## WHAT IS EXPECTED
Your copy should match the entries exactly, with no images carried over.

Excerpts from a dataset
==*==

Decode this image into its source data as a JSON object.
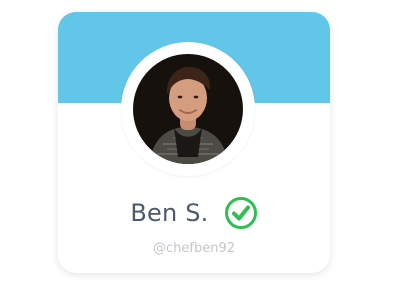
{
  "profile": {
    "name": "Ben S.",
    "handle": "@chefben92",
    "verified": true
  },
  "icons": {
    "avatar": "profile-photo",
    "verified": "verified-check-icon"
  },
  "colors": {
    "header": "#62c6e8",
    "background": "#ffffff",
    "name": "#4a5a6c",
    "handle": "#c1c7cd",
    "verified": "#2fbe52"
  }
}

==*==

## EXERCISE RESPONSE
Decode this image into its source data as a JSON object.
{
  "profile": {
    "name": "Ben S.",
    "handle": "@chefben92",
    "verified": true
  },
  "icons": {
    "avatar": "profile-photo",
    "verified": "verified-check-icon"
  },
  "colors": {
    "header": "#62c6e8",
    "background": "#ffffff",
    "name": "#4a5a6c",
    "handle": "#c1c7cd",
    "verified": "#2fbe52"
  }
}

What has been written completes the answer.